For many Britons, Boris Johnson’s tenure as prime minister will have been defined by scandals like the one that forced him earlier this month to announce his intent to resign.
For Jewish Britons, the memories might well include a broken menorah — and not necessarily too much else. While his leadership may have had little lasting effect on the status of Britain’s nearly 300,000 Jews, here are some of his more memorable Jewish moments since he came into power in 2019.
1. A rare visit to the Belfast synagogue
During a coalition-building visit in June to the offshore British territory, Johnson, who is a key promoter of the UK’s departure from the European Union, visited the Belfast synagogue and vowed to sort out the kosher market problems that Brexit helped create. The issue has not been resolved as of yet, but its acknowledgment was an unusual recognition of the plight of a small minority by a politician who has sought to minimize Brexit’s negative effects.
2. The broken menorah
During a Chanukah reception in London last year, Johnson enthusiastically waved around a delicate menorah that he had just been given as a token of the appreciation of the Conservative Friends of Israel group.
The object’s candle holders went flying across the room. Johnson, true to his bumbling public image, looked sheepish while the menorah was reassembled. Yair Lapid, who was then Israel’s foreign minister, laughed at the situation, at Johnson, or both. “I guess you’re not supposed to wave a menorah about,” Johnson was heard mumbling.
3. Yiddish on Passover
In a 2021 video greeting for Passover, Johnson, whose maternal great-grandfather, Elias Avery Lowe, was a Moscow-born Jew, demonstrated some deep familiarity with Jewish customs and even used a Yiddish word, kvetch (whine) to refer to some of what goes on when Jewish families sit around seder table.
4. A shift on Israel and the UN
As foreign secretary, Johnson spoke out pointedly against what he described as anti-Israel bias at United Nations forums.
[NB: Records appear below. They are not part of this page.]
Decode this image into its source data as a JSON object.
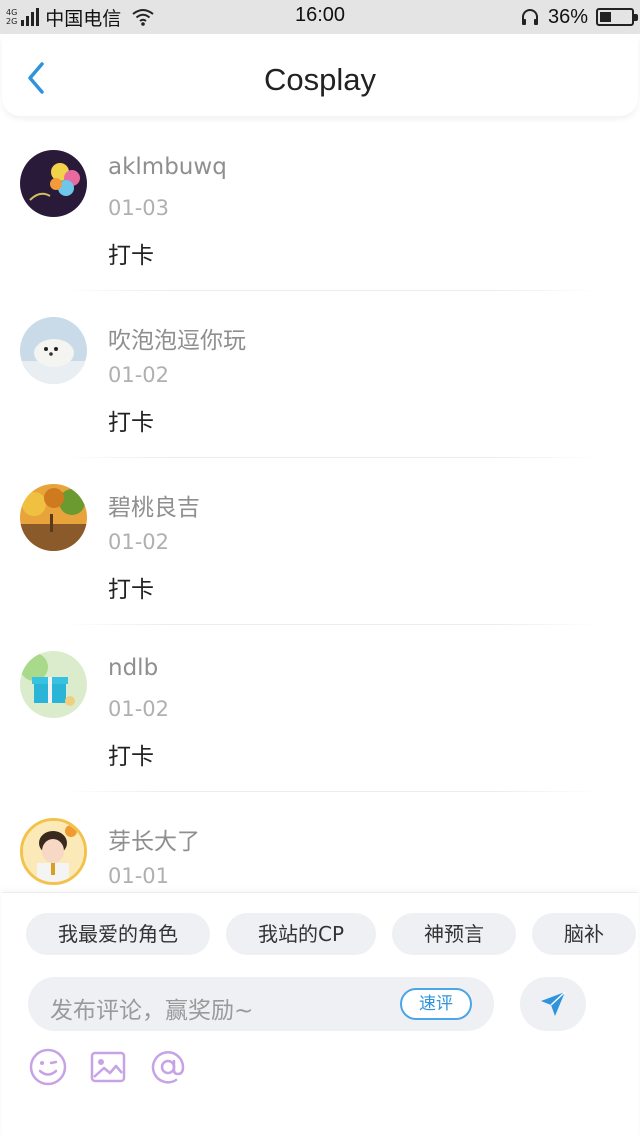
{
  "status_bar": {
    "net_top": "4G",
    "net_bottom": "2G",
    "carrier": "中国电信",
    "time": "16:00",
    "battery_percent_text": "36%",
    "battery_level": 0.36
  },
  "header": {
    "title": "Cosplay"
  },
  "comments": [
    {
      "user": "aklmbuwq",
      "date": "01-03",
      "text": "打卡"
    },
    {
      "user": "吹泡泡逗你玩",
      "date": "01-02",
      "text": "打卡"
    },
    {
      "user": "碧桃良吉",
      "date": "01-02",
      "text": "打卡"
    },
    {
      "user": "ndlb",
      "date": "01-02",
      "text": "打卡"
    },
    {
      "user": "芽长大了",
      "date": "01-01",
      "text": ""
    }
  ],
  "quick_tags": [
    "我最爱的角色",
    "我站的CP",
    "神预言",
    "脑补"
  ],
  "composer": {
    "placeholder": "发布评论，赢奖励~",
    "quick_review_label": "速评"
  },
  "colors": {
    "accent": "#2f94dc",
    "tool_icon": "#c7a3e6",
    "chip_bg": "#eef0f3"
  }
}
He also shifted the position of the UK on items dedicated to criticizing Israel alone, moving it from “yes” to abstention and finally to a “no.”
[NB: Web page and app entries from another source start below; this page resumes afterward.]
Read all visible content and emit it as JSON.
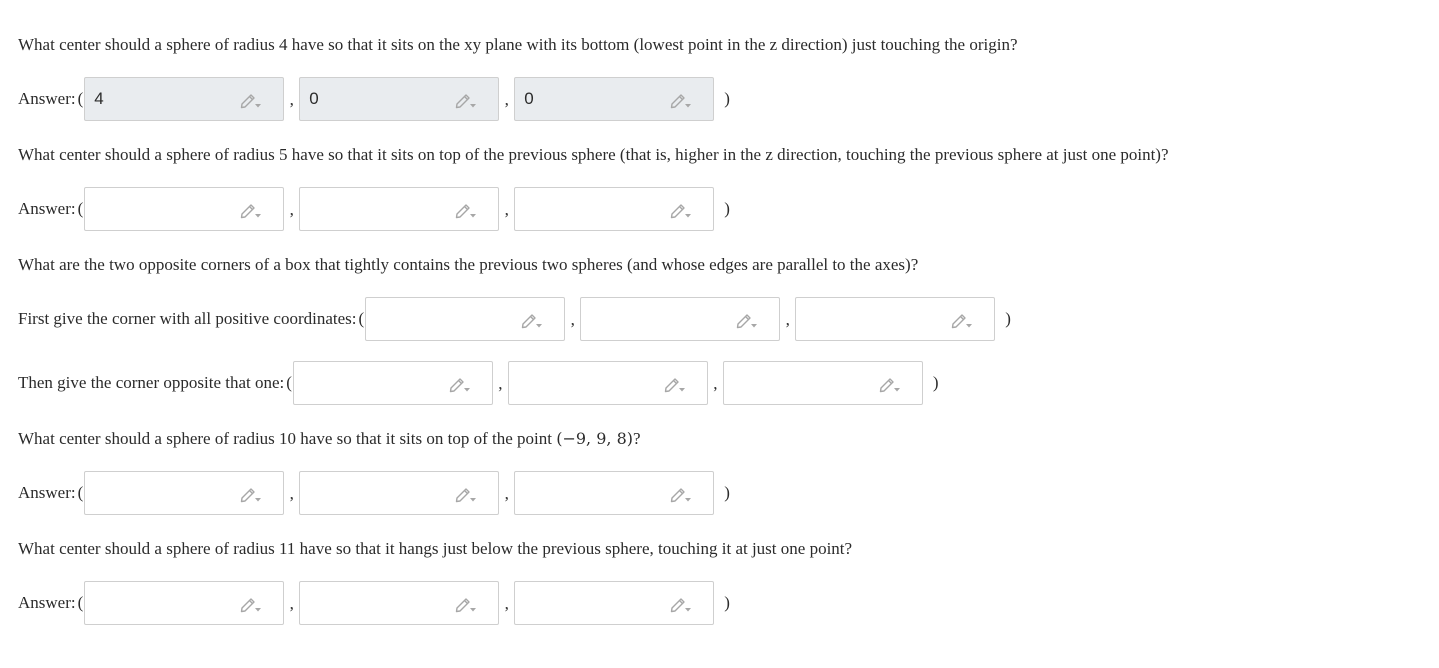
{
  "questions": [
    {
      "prompt": "What center should a sphere of radius 4 have so that it sits on the xy plane with its bottom (lowest point in the z direction) just touching the origin?",
      "rows": [
        {
          "label": "Answer:",
          "values": [
            "4",
            "0",
            "0"
          ]
        }
      ]
    },
    {
      "prompt": "What center should a sphere of radius 5 have so that it sits on top of the previous sphere (that is, higher in the z direction, touching the previous sphere at just one point)?",
      "rows": [
        {
          "label": "Answer:",
          "values": [
            "",
            "",
            ""
          ]
        }
      ]
    },
    {
      "prompt": "What are the two opposite corners of a box that tightly contains the previous two spheres (and whose edges are parallel to the axes)?",
      "rows": [
        {
          "label": "First give the corner with all positive coordinates:",
          "values": [
            "",
            "",
            ""
          ]
        },
        {
          "label": "Then give the corner opposite that one:",
          "values": [
            "",
            "",
            ""
          ]
        }
      ]
    },
    {
      "prompt_before": "What center should a sphere of radius 10 have so that it sits on top of the point",
      "prompt_math": "(−9, 9, 8)",
      "prompt_after": "?",
      "rows": [
        {
          "label": "Answer:",
          "values": [
            "",
            "",
            ""
          ]
        }
      ]
    },
    {
      "prompt": "What center should a sphere of radius 11 have so that it hangs just below the previous sphere, touching it at just one point?",
      "rows": [
        {
          "label": "Answer:",
          "values": [
            "",
            "",
            ""
          ]
        }
      ]
    }
  ],
  "punctuation": {
    "open": "(",
    "comma": ",",
    "close": ")"
  },
  "icons": {
    "field_edit": "pencil-dropdown-icon"
  },
  "colors": {
    "filled_field_bg": "#e9ecef",
    "field_border": "#cfcfcf",
    "icon": "#a7a7a7"
  }
}
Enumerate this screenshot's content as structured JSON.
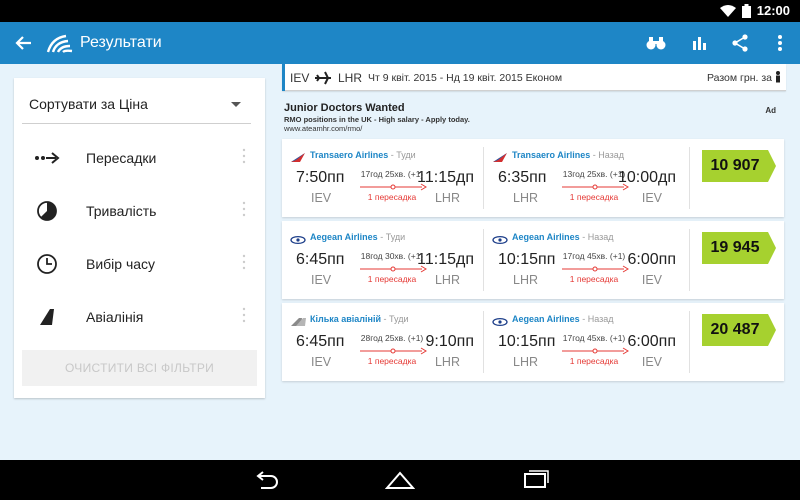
{
  "status": {
    "time": "12:00"
  },
  "appbar": {
    "title": "Результати",
    "actions": [
      "binoculars-icon",
      "bar-chart-icon",
      "share-icon",
      "more-vert-icon"
    ]
  },
  "filters": {
    "sort_label": "Сортувати за Ціна",
    "items": [
      {
        "label": "Пересадки",
        "icon": "stops-icon"
      },
      {
        "label": "Тривалість",
        "icon": "duration-icon"
      },
      {
        "label": "Вибір часу",
        "icon": "clock-icon"
      },
      {
        "label": "Авіалінія",
        "icon": "airline-tail-icon"
      }
    ],
    "clear_label": "ОЧИСТИТИ ВСІ ФІЛЬТРИ"
  },
  "search": {
    "origin": "IEV",
    "destination": "LHR",
    "dates": "Чт 9 квіт. 2015 - Нд 19 квіт. 2015  Економ",
    "total_label": "Разом грн. за"
  },
  "ad": {
    "headline": "Junior Doctors Wanted",
    "desc": "RMO positions in the UK - High salary - Apply today.",
    "url": "www.ateamhr.com/rmo/",
    "tag": "Ad"
  },
  "results": [
    {
      "price": "10 907",
      "out": {
        "airline": "Transaero Airlines",
        "dir": " - Туди",
        "dep_time": "7:50пп",
        "arr_time": "11:15дп",
        "dep": "IEV",
        "arr": "LHR",
        "duration": "17год 25хв. (+1)",
        "stops": "1 пересадка",
        "logo": "transaero"
      },
      "ret": {
        "airline": "Transaero Airlines",
        "dir": " - Назад",
        "dep_time": "6:35пп",
        "arr_time": "10:00дп",
        "dep": "LHR",
        "arr": "IEV",
        "duration": "13год 25хв. (+1)",
        "stops": "1 пересадка",
        "logo": "transaero"
      }
    },
    {
      "price": "19 945",
      "out": {
        "airline": "Aegean Airlines",
        "dir": " - Туди",
        "dep_time": "6:45пп",
        "arr_time": "11:15дп",
        "dep": "IEV",
        "arr": "LHR",
        "duration": "18год 30хв. (+1)",
        "stops": "1 пересадка",
        "logo": "aegean"
      },
      "ret": {
        "airline": "Aegean Airlines",
        "dir": " - Назад",
        "dep_time": "10:15пп",
        "arr_time": "6:00пп",
        "dep": "LHR",
        "arr": "IEV",
        "duration": "17год 45хв. (+1)",
        "stops": "1 пересадка",
        "logo": "aegean"
      }
    },
    {
      "price": "20 487",
      "out": {
        "airline": "Кілька авіаліній",
        "dir": " - Туди",
        "dep_time": "6:45пп",
        "arr_time": "9:10пп",
        "dep": "IEV",
        "arr": "LHR",
        "duration": "28год 25хв. (+1)",
        "stops": "1 пересадка",
        "logo": "multi"
      },
      "ret": {
        "airline": "Aegean Airlines",
        "dir": " - Назад",
        "dep_time": "10:15пп",
        "arr_time": "6:00пп",
        "dep": "LHR",
        "arr": "IEV",
        "duration": "17год 45хв. (+1)",
        "stops": "1 пересадка",
        "logo": "aegean"
      }
    }
  ],
  "colors": {
    "appbar": "#1e86c6",
    "price_badge": "#a6d12f",
    "stops_red": "#e53935",
    "background": "#e7f3fb"
  }
}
In 2021, he went one step further and stated that the UK was opposed to the Palestinian bid for an investigation into alleged war crimes by Israel.
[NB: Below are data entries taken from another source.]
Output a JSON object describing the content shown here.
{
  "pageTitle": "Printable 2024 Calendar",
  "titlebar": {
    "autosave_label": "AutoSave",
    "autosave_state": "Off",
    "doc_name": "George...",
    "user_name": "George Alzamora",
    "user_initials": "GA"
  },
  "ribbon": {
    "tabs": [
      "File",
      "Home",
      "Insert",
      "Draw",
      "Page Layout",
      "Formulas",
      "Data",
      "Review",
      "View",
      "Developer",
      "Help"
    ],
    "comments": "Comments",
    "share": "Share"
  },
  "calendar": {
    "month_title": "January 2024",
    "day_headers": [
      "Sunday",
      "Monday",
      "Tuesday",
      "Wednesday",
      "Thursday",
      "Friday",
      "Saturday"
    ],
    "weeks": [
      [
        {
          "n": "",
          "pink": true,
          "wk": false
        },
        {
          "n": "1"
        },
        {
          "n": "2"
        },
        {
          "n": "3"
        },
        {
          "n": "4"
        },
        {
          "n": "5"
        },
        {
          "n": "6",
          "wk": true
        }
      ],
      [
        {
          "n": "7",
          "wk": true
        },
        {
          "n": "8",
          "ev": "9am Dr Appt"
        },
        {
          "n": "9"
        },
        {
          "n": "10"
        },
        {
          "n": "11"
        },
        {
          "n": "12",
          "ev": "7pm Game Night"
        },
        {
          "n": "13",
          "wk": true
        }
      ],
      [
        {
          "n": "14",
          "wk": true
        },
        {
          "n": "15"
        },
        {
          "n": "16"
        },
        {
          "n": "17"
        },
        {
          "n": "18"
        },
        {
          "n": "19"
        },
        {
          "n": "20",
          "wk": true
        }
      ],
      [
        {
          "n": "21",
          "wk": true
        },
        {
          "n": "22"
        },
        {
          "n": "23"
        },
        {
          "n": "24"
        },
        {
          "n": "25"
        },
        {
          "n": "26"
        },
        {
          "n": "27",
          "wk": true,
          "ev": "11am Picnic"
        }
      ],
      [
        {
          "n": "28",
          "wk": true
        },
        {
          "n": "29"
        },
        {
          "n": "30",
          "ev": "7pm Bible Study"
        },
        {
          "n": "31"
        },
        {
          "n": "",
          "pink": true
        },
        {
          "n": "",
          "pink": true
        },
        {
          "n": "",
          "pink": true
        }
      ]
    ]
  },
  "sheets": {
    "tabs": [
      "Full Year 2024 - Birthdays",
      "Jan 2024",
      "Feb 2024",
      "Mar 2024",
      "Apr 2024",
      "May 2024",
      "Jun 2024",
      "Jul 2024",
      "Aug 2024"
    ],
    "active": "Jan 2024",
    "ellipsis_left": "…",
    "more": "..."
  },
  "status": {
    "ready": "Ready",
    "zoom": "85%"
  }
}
“This investigation gives the impression of being a partial and prejudicial attack on a friend and ally of the UK,” he said.
His position furthered the reversal started by his predecessor May, which ended decades of the Foreign Office’s endorsement of resolutions and initiatives hostile to Israel.
5. An intimate Holocaust survivor discussion
His predecessors often spoke at events featuring Holocaust survivors and commemoration activists, but Johnson last year organized an hour-long video call with a survivor and a death camp liberator in which his role was to listen.
Johnson sat on the edge of his seat as he heard the stories of Auschwitz survivor Renee Salt and a Bergen-Belsen liberator Ian Forsyth.
As he interviewed the two elderly speakers, he stopped to inquire about certain details (“You must have been 14 by then?” he asked Salt) and told the two that what they had told him was “one of the most powerful things I’ve ever heard.”